Nearly two fifths of Asian (excluding Chinese) women (38.7%), 36.1% of women from Other ethnic groups and 34% of Black women did less than 30 minutes of physical activity a day. In contrast only a fifth (20.6%) of women from Mixed ethnic backgrounds were inactive, 24.7% of Other White and 26.2% White British females.

Sporting Equals research has consistently highlighted the challenges facing Asian (excluding Chinese) and Black women. Barriers such as cultural perspectives on gender and family, lack of time due to caring responsibilities, suitability and a lack of access to opportunities and religious factors have all played a part in the ongoing difficulties faced by some women (Research Report into South Asian Women and Inactivity, October 2018). It is likely that these and other barriers will have been exacerbated due to pandemic restrictions and concerns about the health disparities and impact of COVID-19 on Asian and Black communities revealed in national research (Disparities in the risk and outcomes of Covid-19, PHE, May 2020).

Activity levels were hit hardest during the initial phase of the pandemic when the proportion of the population classed as active dropped by 7.1%. This represents just over 3 million fewer active adults. Participation during the different phases of COVID-19 restrictions were similar for both Asian (excluding Chinese) and Black adults.  Among both groups, the largest drops in activity occurred at the start of the pandemic reflecting the national picture. However, among Asian (excluding Chinese) people a significant drop also occurred in mid-September to mid-November suggesting activity levels have been slow to recover and more support may be required for this group.

Muscle Strengthening
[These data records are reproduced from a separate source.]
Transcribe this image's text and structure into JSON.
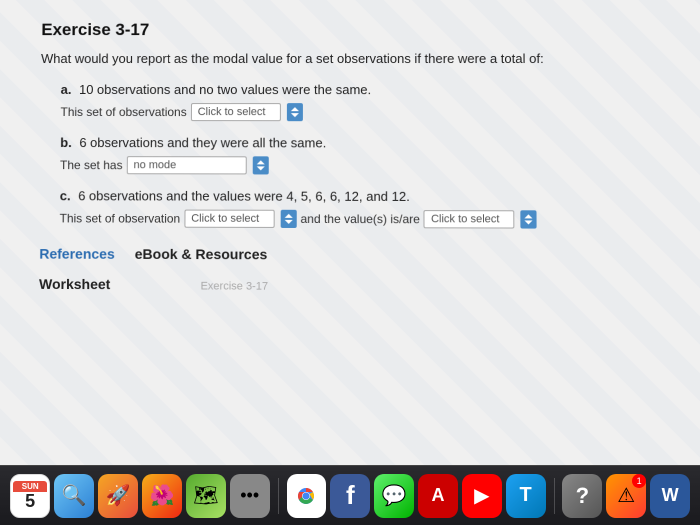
{
  "exercise": {
    "title": "Exercise 3-17",
    "intro": "What would you report as the modal value for a set observations if there were a total of:",
    "parts": [
      {
        "label": "a.",
        "text": "10 observations and no two values were the same.",
        "answer_prefix": "This set of observations",
        "answer_select": "Click to select",
        "answer_suffix": ""
      },
      {
        "label": "b.",
        "text": "6 observations and they were all the same.",
        "answer_prefix": "The set has",
        "answer_select": "no mode",
        "answer_suffix": ""
      },
      {
        "label": "c.",
        "text": "6 observations and the values were 4, 5, 6, 6, 12, and 12.",
        "answer_prefix": "This set of observation",
        "answer_select1": "Click to select",
        "answer_middle": "and the value(s) is/are",
        "answer_select2": "Click to select"
      }
    ],
    "references": {
      "label": "References",
      "ebook_label": "eBook & Resources"
    },
    "worksheet": {
      "label": "Worksheet",
      "exercise_small": "Exercise 3-17"
    }
  },
  "dock": {
    "calendar_month": "SUN",
    "calendar_day": "5",
    "items": [
      {
        "name": "Finder",
        "icon": "finder"
      },
      {
        "name": "Launchpad",
        "icon": "launchpad"
      },
      {
        "name": "Photos",
        "icon": "photos"
      },
      {
        "name": "Maps",
        "icon": "maps"
      },
      {
        "name": "More",
        "icon": "more"
      },
      {
        "name": "Chrome",
        "icon": "chrome"
      },
      {
        "name": "Facebook",
        "icon": "fb"
      },
      {
        "name": "Messages",
        "icon": "msg"
      },
      {
        "name": "Acrobat",
        "icon": "acrobat"
      },
      {
        "name": "YouTube",
        "icon": "youtube"
      },
      {
        "name": "Twitter",
        "icon": "t"
      },
      {
        "name": "Help",
        "icon": "help"
      },
      {
        "name": "Alert",
        "icon": "alert"
      },
      {
        "name": "Word",
        "icon": "word"
      }
    ]
  }
}
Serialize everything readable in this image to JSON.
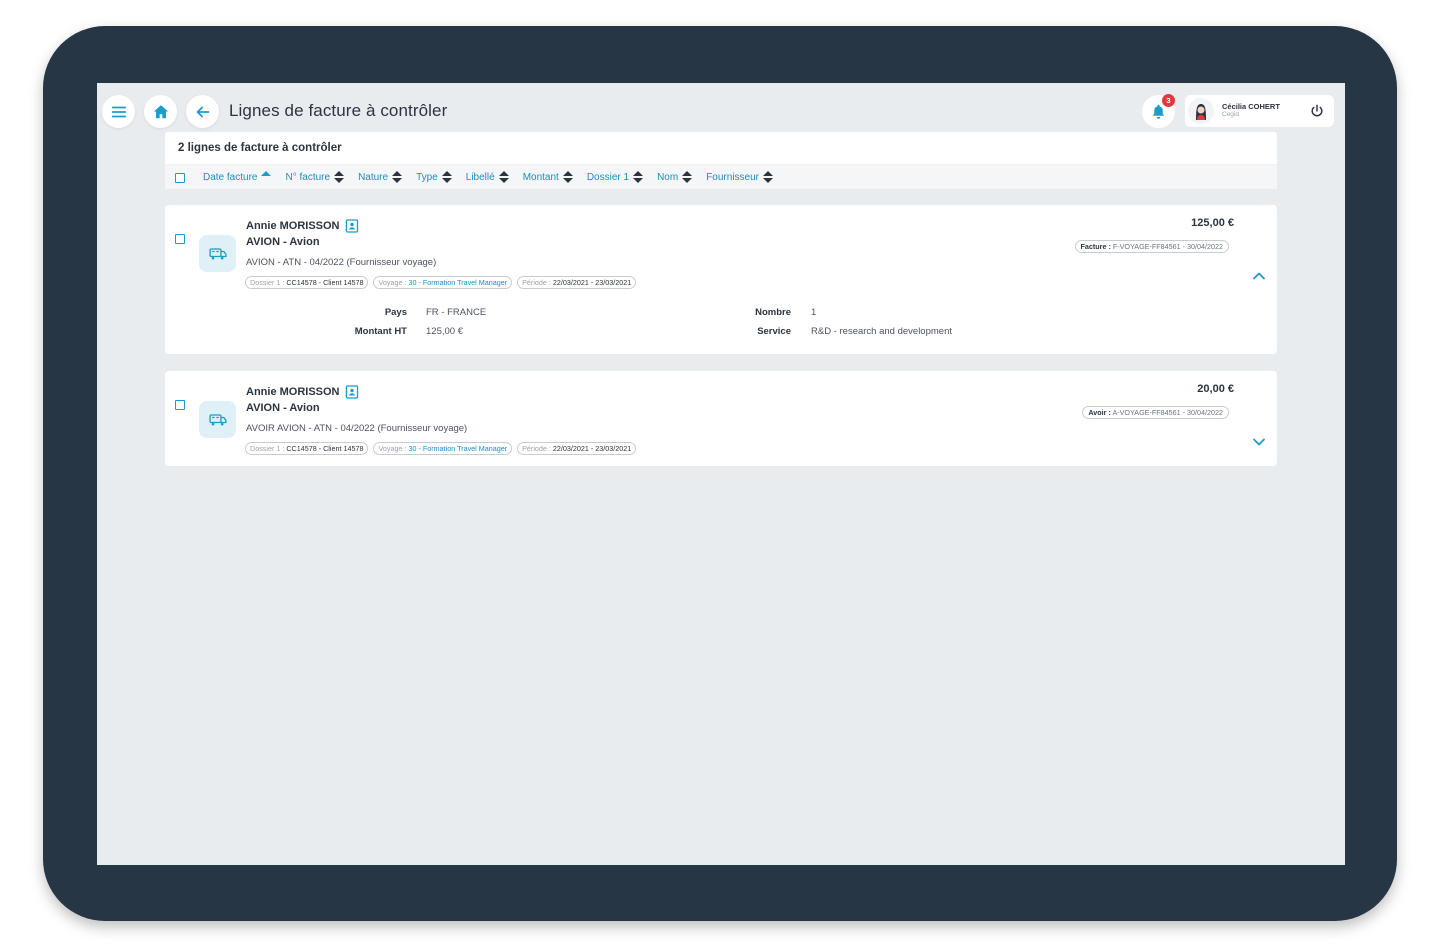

The November 2019/20 Active Lives Adult Survey introduced the 'muscle strengthening' measure for the first time. The population's achievement of the Chief Medical Officer's recommended twice weekly sessions followed the ethnicity and gender patterns already observed. Less than half of Asian (excluding Chinese)(44.2%), Black (46.7%) and Other ethnic (49.2 females and 49.5% of Asian (excluding Chinese) males engaged in muscle strengthening activity each week compared to more than two thirds of White British (68.7%), Mixed (68.4%), White Other males (67.4%) and 66.8% of White Other females.

Inequalities in sport and physical activity have clearly widened due to the pandemic. Further research is needed to understand more fully the disproportionate impact of COVID-19 on participation levels and the perceptions of and challenges experienced by the least engaged communities.  Increasing activity levels will be paramount in tackling the physical and mental health repercussions of the pandemic. Re-engaging groups that have been most impacted by the pandemic will need to be a key priority to ensure that participation and inactivity gaps do not continue to widen. 

In the coming weeks, we will be sharing further insights from the Active Lives Adult Survey November 2019/20.

* Ethnic demographic categories used in the Active Lives Survey are: White British, White Other, Mixed ethnic, Asian (excluding Chinese), Black, Chinese and Other ethnic group.

About the survey

177,000 people in England participated in the data collection between November 2019 and November 2020 using an online and paper questionnaire. This period includes the eight months since the start of COVID-19 restrictions in mid-March 2020 to the start of the second national lockdown in November 2020.

 

Sport England Active Lives Adult Survey November 2019/20 Report link